Your answer must be the full listing, reproduced word for word.

+---+

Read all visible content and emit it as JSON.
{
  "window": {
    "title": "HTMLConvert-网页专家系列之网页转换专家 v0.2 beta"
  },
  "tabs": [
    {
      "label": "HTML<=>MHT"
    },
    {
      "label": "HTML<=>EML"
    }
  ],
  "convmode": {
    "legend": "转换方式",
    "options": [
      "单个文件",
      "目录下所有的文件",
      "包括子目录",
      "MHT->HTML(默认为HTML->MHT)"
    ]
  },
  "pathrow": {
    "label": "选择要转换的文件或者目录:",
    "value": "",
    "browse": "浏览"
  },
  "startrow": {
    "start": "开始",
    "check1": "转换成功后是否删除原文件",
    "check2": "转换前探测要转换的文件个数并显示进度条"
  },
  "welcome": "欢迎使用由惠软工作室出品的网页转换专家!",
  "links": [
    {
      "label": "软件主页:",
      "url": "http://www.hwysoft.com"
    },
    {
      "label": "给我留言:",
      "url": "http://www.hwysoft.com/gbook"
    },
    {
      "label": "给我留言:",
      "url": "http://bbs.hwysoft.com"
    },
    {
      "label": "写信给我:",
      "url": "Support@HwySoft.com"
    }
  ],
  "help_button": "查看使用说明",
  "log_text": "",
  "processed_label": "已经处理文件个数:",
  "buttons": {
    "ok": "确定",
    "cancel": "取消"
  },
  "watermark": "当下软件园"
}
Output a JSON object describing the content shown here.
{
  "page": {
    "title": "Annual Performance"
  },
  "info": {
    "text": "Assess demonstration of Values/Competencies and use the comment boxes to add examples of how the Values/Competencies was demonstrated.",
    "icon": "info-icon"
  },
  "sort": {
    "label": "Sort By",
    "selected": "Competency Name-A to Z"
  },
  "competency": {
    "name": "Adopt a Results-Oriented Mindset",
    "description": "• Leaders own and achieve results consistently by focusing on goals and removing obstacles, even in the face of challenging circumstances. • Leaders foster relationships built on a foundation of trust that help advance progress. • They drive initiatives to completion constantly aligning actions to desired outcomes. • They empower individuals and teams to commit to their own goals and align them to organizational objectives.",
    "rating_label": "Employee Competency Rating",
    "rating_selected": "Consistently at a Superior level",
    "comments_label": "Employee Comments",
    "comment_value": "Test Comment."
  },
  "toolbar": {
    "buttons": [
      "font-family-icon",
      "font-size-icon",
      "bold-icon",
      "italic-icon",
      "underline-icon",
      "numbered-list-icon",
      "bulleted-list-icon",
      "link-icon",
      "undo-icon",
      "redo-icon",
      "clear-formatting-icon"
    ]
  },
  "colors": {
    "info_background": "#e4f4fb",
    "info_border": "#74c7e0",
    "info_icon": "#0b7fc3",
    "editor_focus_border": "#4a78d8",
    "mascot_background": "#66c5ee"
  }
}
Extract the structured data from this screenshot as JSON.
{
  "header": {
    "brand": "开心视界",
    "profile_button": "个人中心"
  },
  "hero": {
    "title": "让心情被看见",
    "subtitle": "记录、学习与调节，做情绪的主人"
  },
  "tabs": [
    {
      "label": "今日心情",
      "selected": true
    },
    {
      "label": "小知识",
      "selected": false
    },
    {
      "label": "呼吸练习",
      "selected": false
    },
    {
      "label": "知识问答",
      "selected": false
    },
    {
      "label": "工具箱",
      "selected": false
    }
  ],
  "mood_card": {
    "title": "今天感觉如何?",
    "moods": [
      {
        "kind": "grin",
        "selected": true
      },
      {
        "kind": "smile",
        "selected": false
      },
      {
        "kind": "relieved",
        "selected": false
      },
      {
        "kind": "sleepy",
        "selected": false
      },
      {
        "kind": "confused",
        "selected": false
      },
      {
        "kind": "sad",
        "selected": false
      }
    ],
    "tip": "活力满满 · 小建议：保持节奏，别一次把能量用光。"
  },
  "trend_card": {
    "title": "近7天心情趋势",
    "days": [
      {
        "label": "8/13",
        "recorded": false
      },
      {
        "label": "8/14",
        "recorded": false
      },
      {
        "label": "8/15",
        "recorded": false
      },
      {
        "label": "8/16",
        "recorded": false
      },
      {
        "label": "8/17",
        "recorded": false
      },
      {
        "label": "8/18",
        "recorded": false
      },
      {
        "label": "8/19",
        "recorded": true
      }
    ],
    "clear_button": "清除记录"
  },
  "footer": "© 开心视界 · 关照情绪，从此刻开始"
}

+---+

** TASK SOLUTION **
Read all visible content and emit it as JSON.
{
  "window": {
    "title": "HTMLConvert-网页专家系列之网页转换专家 v0.2 beta"
  },
  "tabs": [
    {
      "label": "HTML<=>MHT"
    },
    {
      "label": "HTML<=>EML"
    }
  ],
  "convmode": {
    "legend": "转换方式",
    "options": [
      "单个文件",
      "目录下所有的文件",
      "包括子目录",
      "MHT->HTML(默认为HTML->MHT)"
    ]
  },
  "pathrow": {
    "label": "选择要转换的文件或者目录:",
    "value": "",
    "browse": "浏览"
  },
  "startrow": {
    "start": "开始",
    "check1": "转换成功后是否删除原文件",
    "check2": "转换前探测要转换的文件个数并显示进度条"
  },
  "welcome": "欢迎使用由惠软工作室出品的网页转换专家!",
  "links": [
    {
      "label": "软件主页:",
      "url": "http://www.hwysoft.com"
    },
    {
      "label": "给我留言:",
      "url": "http://www.hwysoft.com/gbook"
    },
    {
      "label": "给我留言:",
      "url": "http://bbs.hwysoft.com"
    },
    {
      "label": "写信给我:",
      "url": "Support@HwySoft.com"
    }
  ],
  "help_button": "查看使用说明",
  "log_text": "",
  "processed_label": "已经处理文件个数:",
  "buttons": {
    "ok": "确定",
    "cancel": "取消"
  },
  "watermark": "当下软件园"
}
Output a JSON object describing the content shown here.
{
  "page": {
    "title": "Annual Performance"
  },
  "info": {
    "text": "Assess demonstration of Values/Competencies and use the comment boxes to add examples of how the Values/Competencies was demonstrated.",
    "icon": "info-icon"
  },
  "sort": {
    "label": "Sort By",
    "selected": "Competency Name-A to Z"
  },
  "competency": {
    "name": "Adopt a Results-Oriented Mindset",
    "description": "• Leaders own and achieve results consistently by focusing on goals and removing obstacles, even in the face of challenging circumstances. • Leaders foster relationships built on a foundation of trust that help advance progress. • They drive initiatives to completion constantly aligning actions to desired outcomes. • They empower individuals and teams to commit to their own goals and align them to organizational objectives.",
    "rating_label": "Employee Competency Rating",
    "rating_selected": "Consistently at a Superior level",
    "comments_label": "Employee Comments",
    "comment_value": "Test Comment."
  },
  "toolbar": {
    "buttons": [
      "font-family-icon",
      "font-size-icon",
      "bold-icon",
      "italic-icon",
      "underline-icon",
      "numbered-list-icon",
      "bulleted-list-icon",
      "link-icon",
      "undo-icon",
      "redo-icon",
      "clear-formatting-icon"
    ]
  },
  "colors": {
    "info_background": "#e4f4fb",
    "info_border": "#74c7e0",
    "info_icon": "#0b7fc3",
    "editor_focus_border": "#4a78d8",
    "mascot_background": "#66c5ee"
  }
}
Extract the structured data from this screenshot as JSON.
{
  "header": {
    "brand": "开心视界",
    "profile_button": "个人中心"
  },
  "hero": {
    "title": "让心情被看见",
    "subtitle": "记录、学习与调节，做情绪的主人"
  },
  "tabs": [
    {
      "label": "今日心情",
      "selected": true
    },
    {
      "label": "小知识",
      "selected": false
    },
    {
      "label": "呼吸练习",
      "selected": false
    },
    {
      "label": "知识问答",
      "selected": false
    },
    {
      "label": "工具箱",
      "selected": false
    }
  ],
  "mood_card": {
    "title": "今天感觉如何?",
    "moods": [
      {
        "kind": "grin",
        "selected": true
      },
      {
        "kind": "smile",
        "selected": false
      },
      {
        "kind": "relieved",
        "selected": false
      },
      {
        "kind": "sleepy",
        "selected": false
      },
      {
        "kind": "confused",
        "selected": false
      },
      {
        "kind": "sad",
        "selected": false
      }
    ],
    "tip": "活力满满 · 小建议：保持节奏，别一次把能量用光。"
  },
  "trend_card": {
    "title": "近7天心情趋势",
    "days": [
      {
        "label": "8/13",
        "recorded": false
      },
      {
        "label": "8/14",
        "recorded": false
      },
      {
        "label": "8/15",
        "recorded": false
      },
      {
        "label": "8/16",
        "recorded": false
      },
      {
        "label": "8/17",
        "recorded": false
      },
      {
        "label": "8/18",
        "recorded": false
      },
      {
        "label": "8/19",
        "recorded": true
      }
    ],
    "clear_button": "清除记录"
  },
  "footer": "© 开心视界 · 关照情绪，从此刻开始"
}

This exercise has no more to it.